An Introduction to Bootstrap

Twitter Bootstrap is a CSS framework that helps in designing web applications.

What is Bootstrap?

Twitter Bootstrap was created by two guys at Twitter who wanted to speed up and bootstrap their workload and code. Bootstrap framework is used to develop front facing web applications and sites. When we work on the project there are many things that are required in nearly every project. For example a Grid, Tables, Forms, Buttons and so on. These are the common requirements of any project. With these you can make a web project up and running quickly and easily. The Bootstrap framework provides you all those components. The entire framework is module based, you can customize it with your own bit of CSS. It also provides JavaScript plugins for things like tooltips, popovers, modals and more.

Download Bootstrap

To get your application running quickly with Twitter Bootstrap, let us start by downloading and installing Bootstrap. You can download that from here.

Bootstrap File Structure

After downloading Bootstrap from the preceding link. You will see a zip folder. Once unzipped, you will find that there are several files and folders available within the root folder bootstrap.

Bootstrap Download File
 
I am using Visual Studio IDE. Now add these folders to the Visual Studio folder structure and expand every folder; that will look such as the following:

Bootstrap File Structure

It contains a set of files, namely css, js and font.

The css folder has a style sheet to design the Twitter Bootstrap project.

The js folder has JavaScript files with various JavaScript plugins in separate files that we will use in our website designs.

The last folder Font contains two sets of images, both are exactly the same except for their foreground color.

Include with HTML

Next, it’s time to include them into the project.

So let’s imagine we have a blank HTML file that goes something like this:

HTML file

<!DOCTYPE HTML PUBLIC "-//W3C//DTD HTML 4.0 Transitional//EN">

<html>
    <head>
         <title></title>
    </
head>

   <body>

   </body>

</html>

Now we need to add a reference to the bootstrap CSS file and JS file with the html file.

 <!DOCTYPE HTML PUBLIC "-//W3C//DTD HTML 4.0 Transitional//EN">

<html>

     <head>

           <title></title>

        <script src="Scripts/jquery-1.4.1.min.js" type="text/javascript"></script>

        <link href="Bootstrap/css/bootstrap.css" rel="stylesheet" type="text/css" />

        <script src="Bootstrap/js/bootstrap.min.js" type="text/javascript"></script>

         </head>

      <body>           

     </body>

</html>

Note: Also don’t forget to include jQuery if you’ll be using Bootstraps JS plugins.
 
Using bootstrap CSS class="nav nav-list"
 
Now, you need to add the nav-list class in addition to the nav class that will make it look like a list.
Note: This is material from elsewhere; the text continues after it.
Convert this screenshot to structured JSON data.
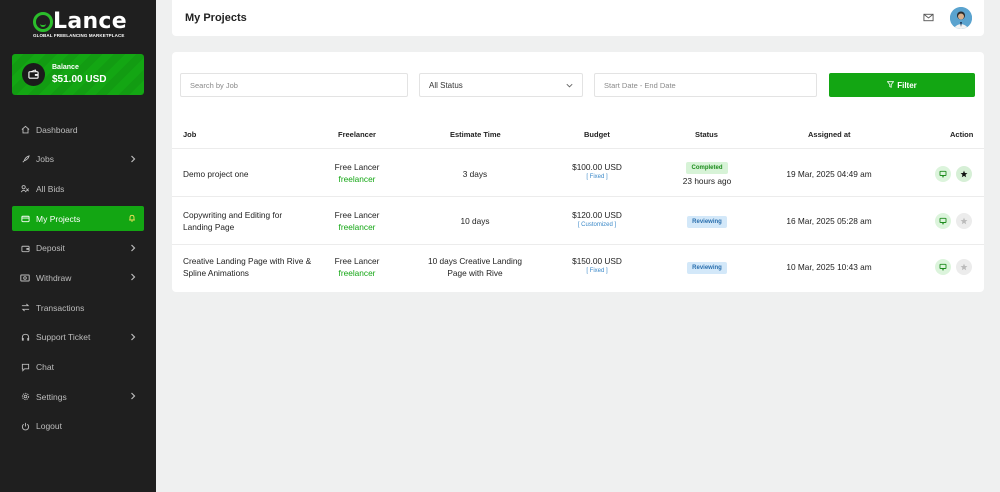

And adding class nav-header” to any li element of the nav class will make it look like a heading to the section of links. The HTMl File looks such as in the following:

<!DOCTYPE HTML PUBLIC "-//W3C//DTD HTML 4.0 Transitional//EN">

<html>

<head>

    <title></title>

    <script src="Scripts/jquery-1.4.1.min.js" type="text/javascript"></script>

    <link href="Bootstrap/css/bootstrap.css" rel="stylesheet" type="text/css" />

    <script src="Bootstrap/js/bootstrap.min.js" type="text/javascript"></script>

</head>

<body>

    <ul class="nav nav-list">

        <li class="nav-header">Category</li>

        <li><a href="#">.NET</a></li>

        <li><a href="#">ASP.NET</a></li>

        <li><a href="#">Silverlight</a></li>

        <li><a href="#">WCF</a></li>     

        <li class="nav-header">Database</li>

        <li><a href="#">SQL Server</a></li>

        <li><a href="#">Oracle</a></li>

        <li><a href="#">MySQL</a></li>     

    </ul> 

</body>

</html>

Now see how the list is rendering.

List in Bootstrap

 
Summary
 
In this article, we saw how to download and get started with Bootstrap.